message of Monell that municipalities cannot be
vicariously liable under § 1983." Carbalan v.
Vaughn, 760 F.2d 662, 665 (5th Cir.), cert,
denied, 474 U.S. 1007 (1985); see Monell v.
Dep't of Soc. Servs. of City of New York, 436 U.S.
658 (1978). The holding in Carbalan was recently
reiterated in Davidson v. City of Stafford, Texas
where the Fifth Circuit held that local governmental entities
cannot be found liable under section 1983 for the acts of
state agents on a theory of vicarious liability or
respondeat superior. Davidson v. City of Stafford,
Texas, 848 F.3d 384, 395 (5th Cir. 2017). In Stem v.
Ahearn, the Fifth Circuit stated that, "Harris
County, like all instruments of county government, cannot be
held vicariously liable for the actions of state
agencies." Stem v. Ahearn, 908 F.2d 1, 3 (5th
Cir. 1990). The Fifth Circuit has consistently ruled that
local governments are not vicariously liable for the actions
of state agencies. This Court adheres to that precedent in

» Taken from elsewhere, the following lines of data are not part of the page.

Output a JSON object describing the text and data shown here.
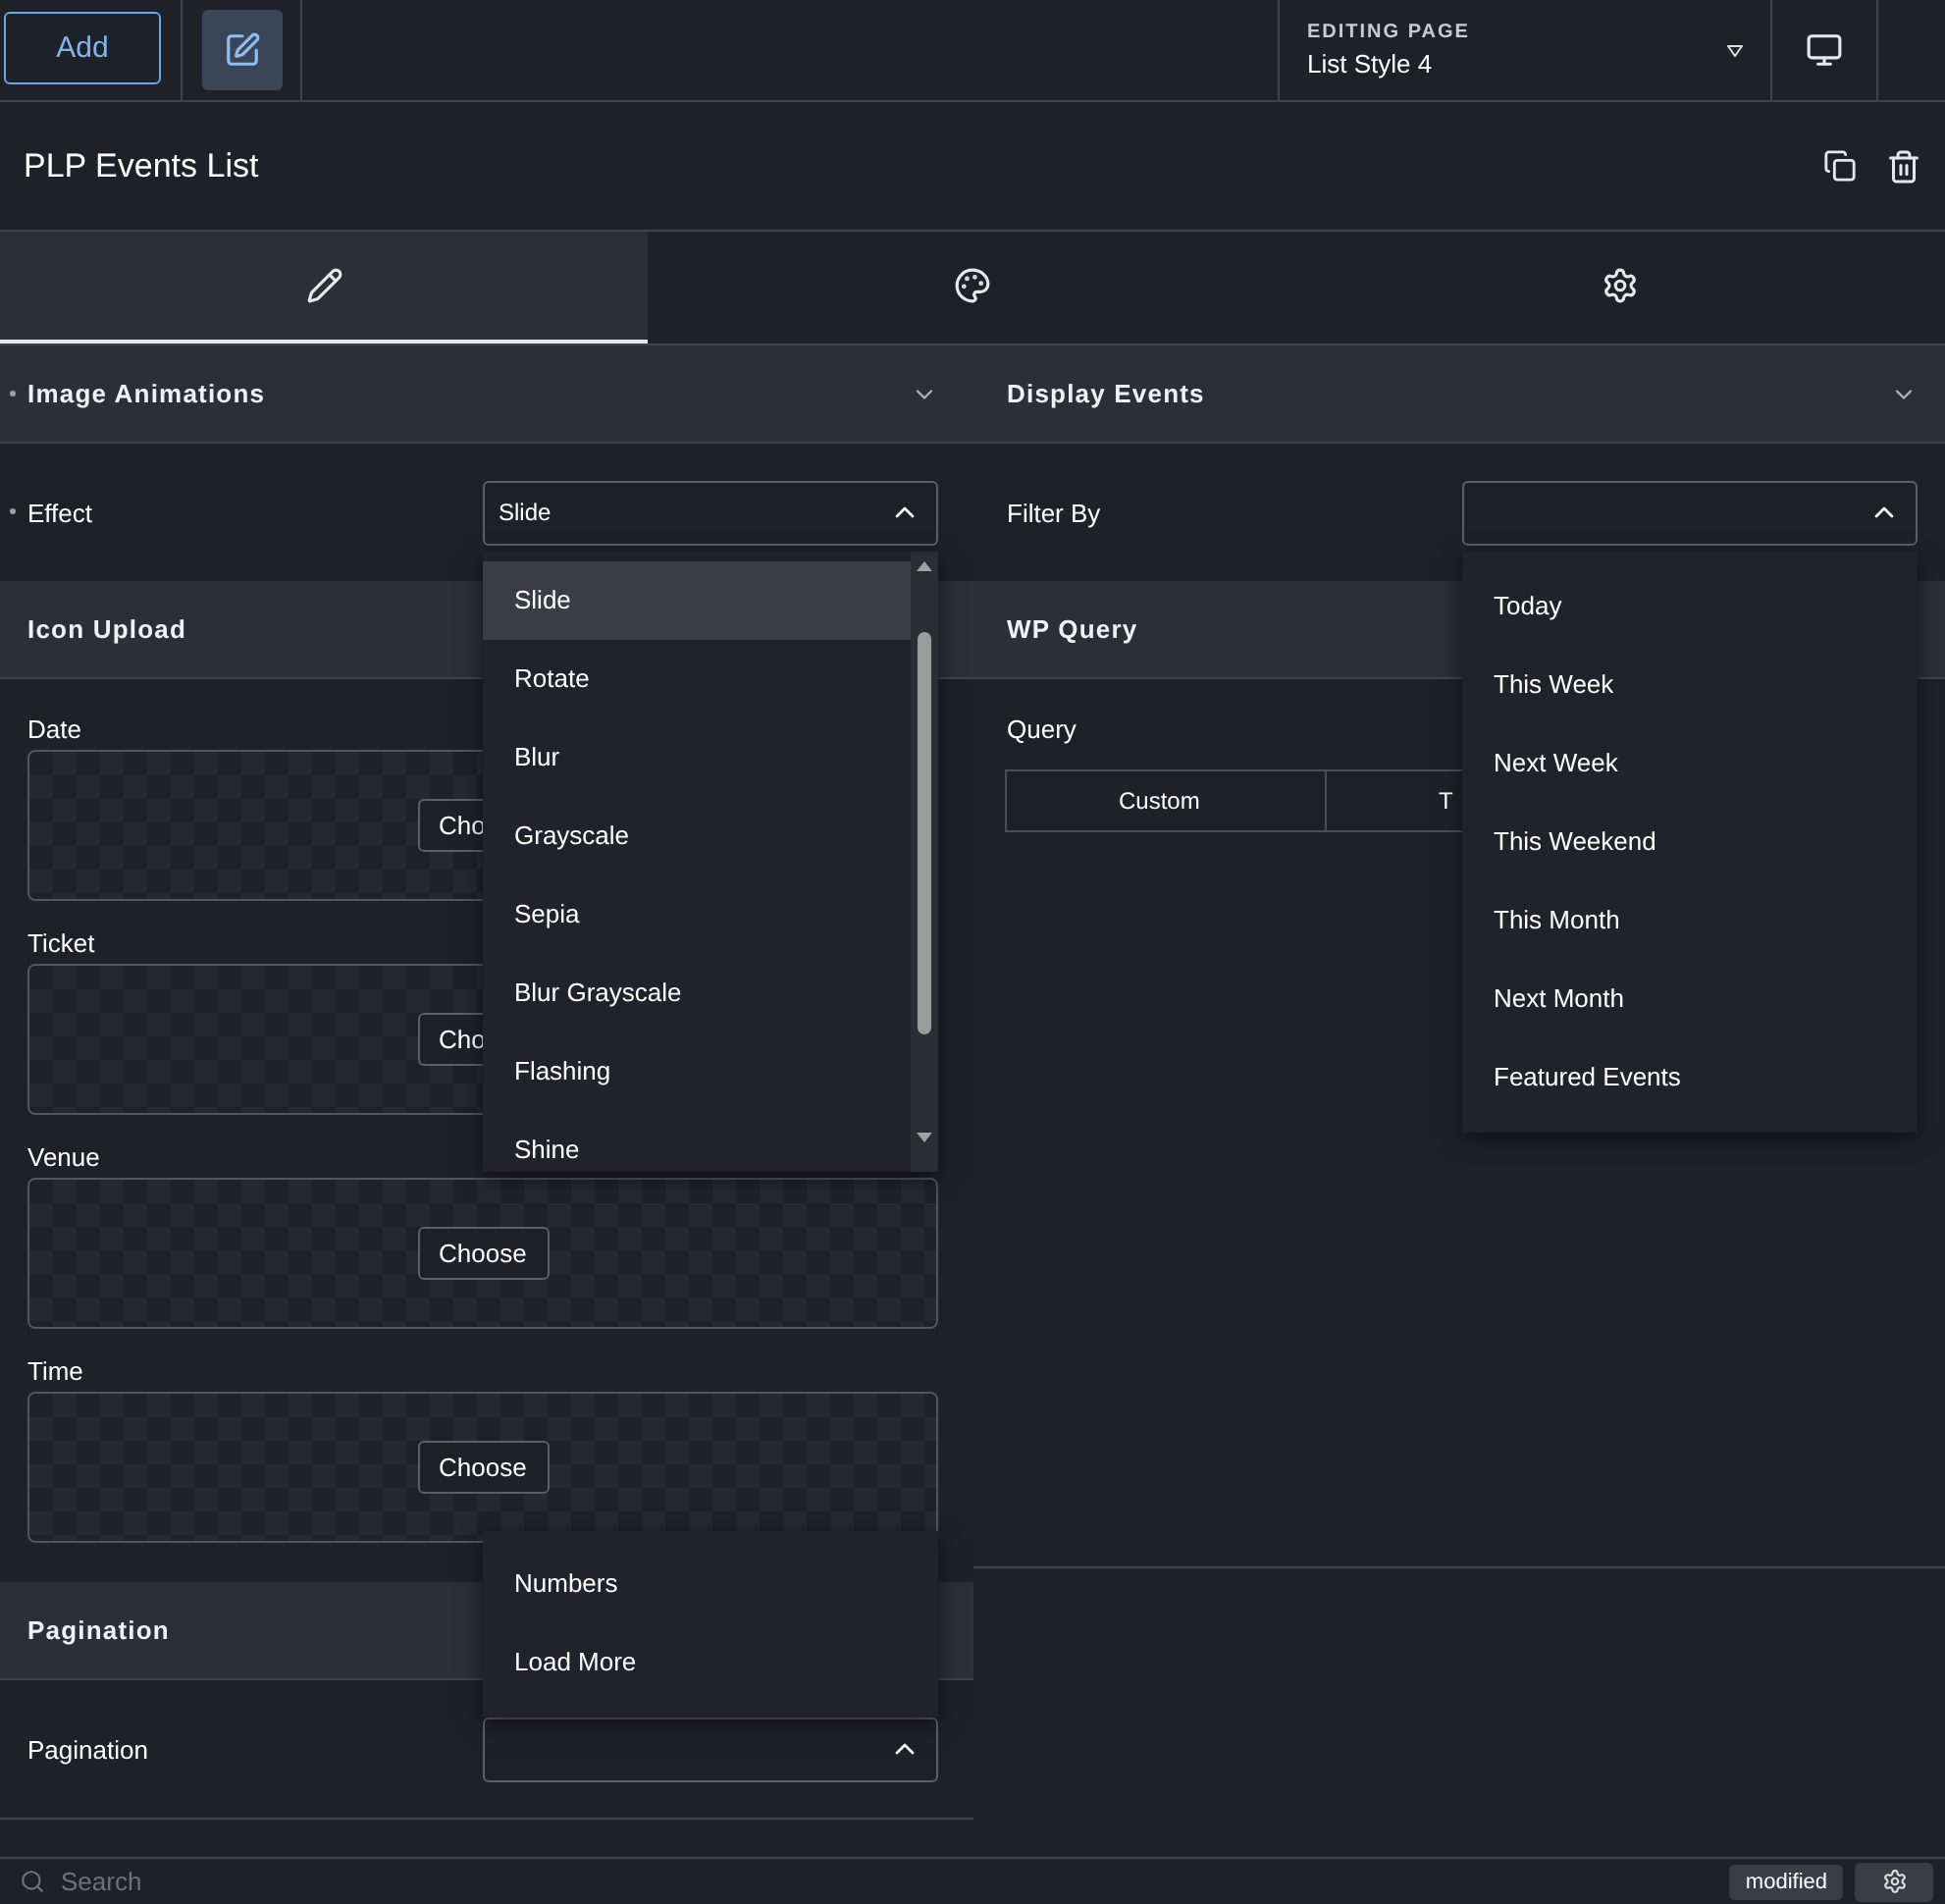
{
  "toolbar": {
    "add_button": "Add",
    "edit_active": true,
    "editing_page": {
      "label": "EDITING PAGE",
      "value": "List Style 4"
    }
  },
  "widget_title": "PLP Events List",
  "tabs": [
    {
      "kind": "content",
      "selected": true
    },
    {
      "kind": "style",
      "selected": false
    },
    {
      "kind": "advanced",
      "selected": false
    }
  ],
  "columns": [
    [
      {
        "title": "Image Animations",
        "marked": true,
        "toggle": true,
        "controls": [
          {
            "kind": "select",
            "label": "Effect",
            "marked": true,
            "value": "Slide",
            "open": true,
            "opens_up": false,
            "scroll": true,
            "options": [
              {
                "label": "Slide",
                "selected": true
              },
              {
                "label": "Rotate",
                "selected": false
              },
              {
                "label": "Blur",
                "selected": false
              },
              {
                "label": "Grayscale",
                "selected": false
              },
              {
                "label": "Sepia",
                "selected": false
              },
              {
                "label": "Blur Grayscale",
                "selected": false
              },
              {
                "label": "Flashing",
                "selected": false
              },
              {
                "label": "Shine",
                "selected": false
              }
            ]
          }
        ]
      },
      {
        "title": "Icon Upload",
        "marked": false,
        "controls": [
          {
            "kind": "image",
            "label": "Date",
            "button": "Cho"
          },
          {
            "kind": "image",
            "label": "Ticket",
            "button": "Cho"
          },
          {
            "kind": "image",
            "label": "Venue",
            "button": "Choose"
          },
          {
            "kind": "image",
            "label": "Time",
            "button": "Choose"
          }
        ]
      },
      {
        "title": "Pagination",
        "marked": false,
        "controls": [
          {
            "kind": "select",
            "label": "Pagination",
            "marked": false,
            "open": true,
            "opens_up": true,
            "scroll": false,
            "options": [
              {
                "label": "Numbers",
                "selected": false
              },
              {
                "label": "Load More",
                "selected": false
              }
            ]
          }
        ]
      }
    ],
    [
      {
        "title": "Display Events",
        "marked": false,
        "toggle": true,
        "controls": [
          {
            "kind": "select",
            "label": "Filter By",
            "marked": false,
            "open": true,
            "opens_up": false,
            "scroll": false,
            "options": [
              {
                "label": "Today",
                "selected": false
              },
              {
                "label": "This Week",
                "selected": false
              },
              {
                "label": "Next Week",
                "selected": false
              },
              {
                "label": "This Weekend",
                "selected": false
              },
              {
                "label": "This Month",
                "selected": false
              },
              {
                "label": "Next Month",
                "selected": false
              },
              {
                "label": "Featured Events",
                "selected": false
              }
            ]
          }
        ]
      },
      {
        "title": "WP Query",
        "marked": false,
        "controls": [
          {
            "kind": "segmented",
            "label": "Query",
            "options": [
              {
                "label": "Custom",
                "selected": false
              },
              {
                "label": "T",
                "selected": false
              }
            ]
          }
        ]
      }
    ]
  ],
  "footer": {
    "search_placeholder": "Search",
    "badge": "modified"
  }
}
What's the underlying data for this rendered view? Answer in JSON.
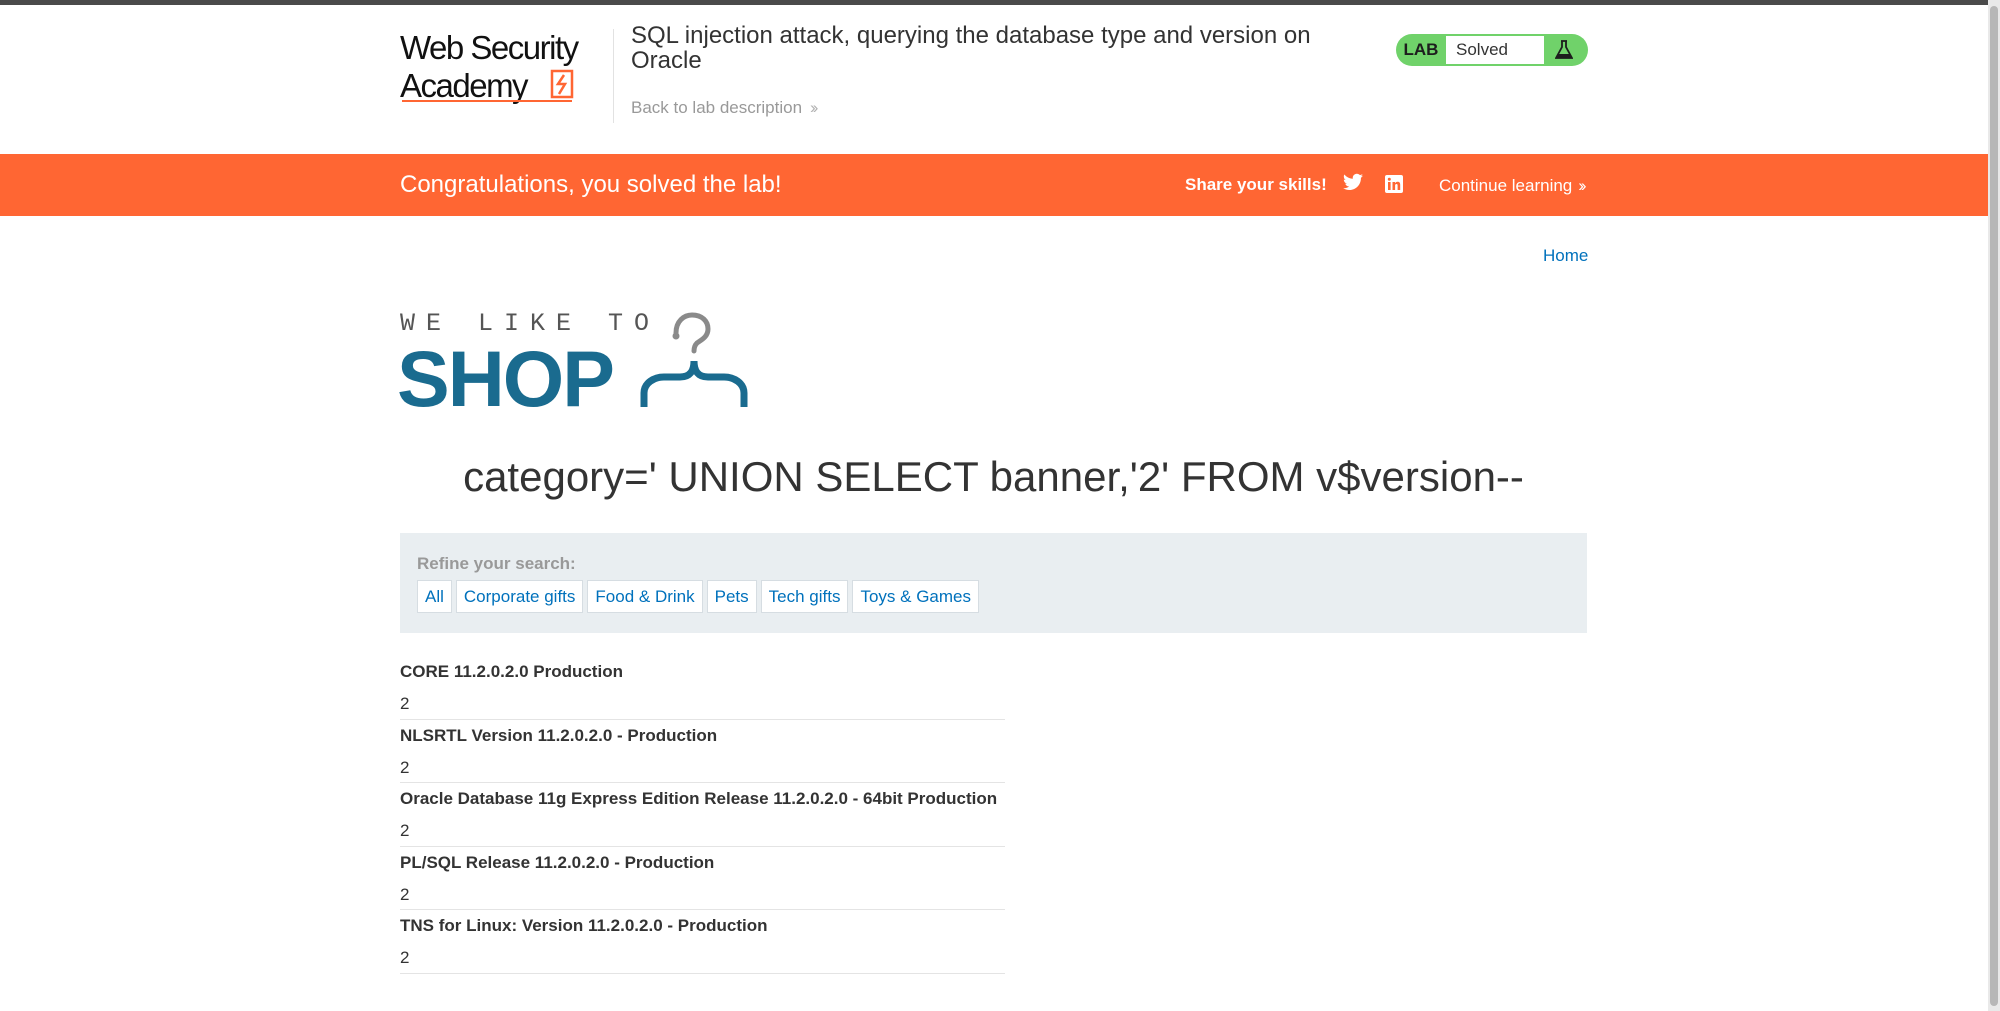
{
  "header": {
    "logo_line1": "Web Security",
    "logo_line2": "Academy",
    "lab_title": "SQL injection attack, querying the database type and version on Oracle",
    "back_link": "Back to lab description",
    "lab_badge": "LAB",
    "lab_status": "Solved"
  },
  "notification": {
    "message": "Congratulations, you solved the lab!",
    "share": "Share your skills!",
    "continue": "Continue learning"
  },
  "nav": {
    "home": "Home"
  },
  "shop_logo": {
    "tagline": "WE LIKE TO",
    "word": "SHOP"
  },
  "page": {
    "heading": "category=' UNION SELECT banner,'2' FROM v$version--"
  },
  "filter": {
    "label": "Refine your search:",
    "categories": [
      "All",
      "Corporate gifts",
      "Food & Drink",
      "Pets",
      "Tech gifts",
      "Toys & Games"
    ]
  },
  "results": [
    {
      "name": "CORE 11.2.0.2.0 Production",
      "value": "2"
    },
    {
      "name": "NLSRTL Version 11.2.0.2.0 - Production",
      "value": "2"
    },
    {
      "name": "Oracle Database 11g Express Edition Release 11.2.0.2.0 - 64bit Production",
      "value": "2"
    },
    {
      "name": "PL/SQL Release 11.2.0.2.0 - Production",
      "value": "2"
    },
    {
      "name": "TNS for Linux: Version 11.2.0.2.0 - Production",
      "value": "2"
    }
  ],
  "colors": {
    "accent_orange": "#ff6633",
    "solved_green": "#70d26a",
    "link_blue": "#0071bc",
    "shop_blue": "#1a6b8f"
  }
}
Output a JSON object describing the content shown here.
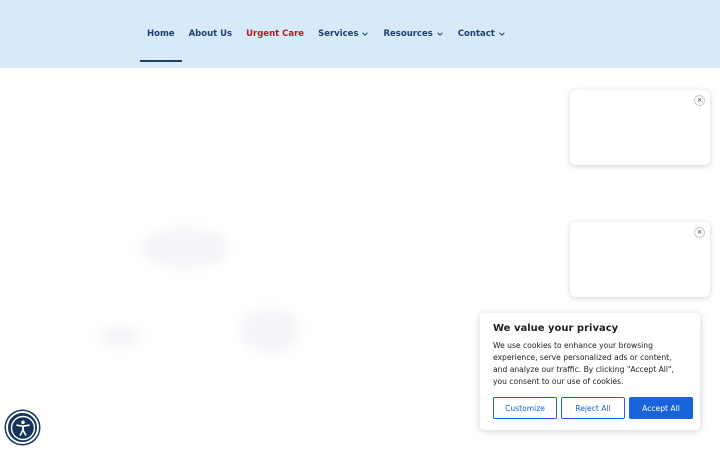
{
  "nav": {
    "home": "Home",
    "about": "About Us",
    "urgent": "Urgent Care",
    "services": "Services",
    "resources": "Resources",
    "contact": "Contact"
  },
  "popups": {
    "close_symbol": "×"
  },
  "cookie": {
    "title": "We value your privacy",
    "text": "We use cookies to enhance your browsing experience, serve personalized ads or content, and analyze our traffic. By clicking \"Accept All\", you consent to our use of cookies.",
    "customize": "Customize",
    "reject": "Reject All",
    "accept": "Accept All"
  },
  "colors": {
    "header_bg": "#d6eaf9",
    "nav_text": "#1f3f6e",
    "urgent": "#c0141e",
    "cookie_accent": "#1863dc",
    "a11y_bg": "#14335a"
  },
  "icons": {
    "dropdown": "chevron-down-icon",
    "close": "close-icon",
    "accessibility": "accessibility-icon"
  }
}
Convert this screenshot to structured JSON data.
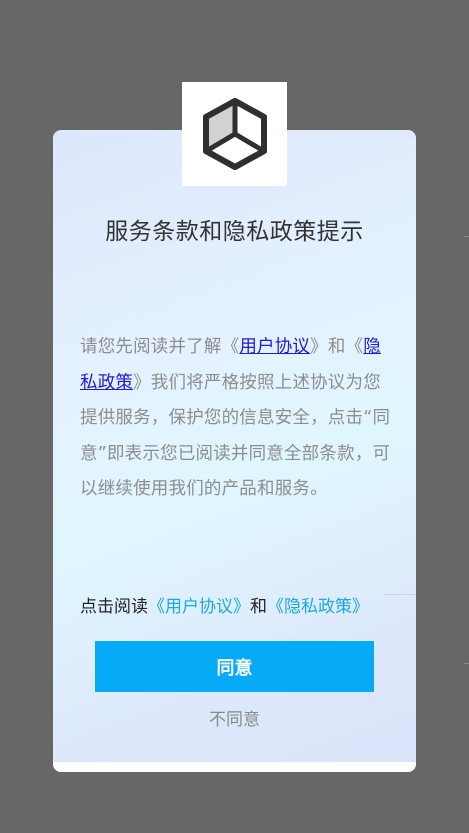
{
  "dialog": {
    "title": "服务条款和隐私政策提示",
    "body": {
      "prefix": "请您先阅读并了解《",
      "user_agreement_link": "用户协议",
      "middle": "》和《",
      "privacy_policy_link": "隐私政策",
      "suffix": "》我们将严格按照上述协议为您提供服务，保护您的信息安全，点击“同意”即表示您已阅读并同意全部条款，可以继续使用我们的产品和服务。"
    },
    "consent": {
      "prefix": "点击阅读",
      "user_agreement": "《用户协议》",
      "and": "和",
      "privacy_policy": "《隐私政策》"
    },
    "agree_label": "同意",
    "disagree_label": "不同意"
  },
  "colors": {
    "overlay": "#676767",
    "accent": "#06aaf7",
    "link_inline": "#2318d8",
    "link_consent": "#1ba8e6"
  },
  "icons": {
    "logo": "cube-icon"
  }
}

ruling that Potter County is not liable for the actions of
the Potter County CSCD.
Potter County is a named defendant, Plaintiffs claims focus
exclusively on the officers of the CSCD and their actions
taken in the course of their employment. In the present case,
Plaintiff attempts to hold Potter County liable for actions
taken by CSCD officers. It is well established in the Fifth
Circuit that County Community Supervision and Corrections
Departments, such as the Potter County CSCD, are an arm of
the state, and thus the county cannot be held vicariously
liable for the actions of a state agency.
suing Potter County, and attempting to hold Potter County
liable for the actions of the CSCD, Plaintiff has failed to
state a claim upon which relief can be granted. For the above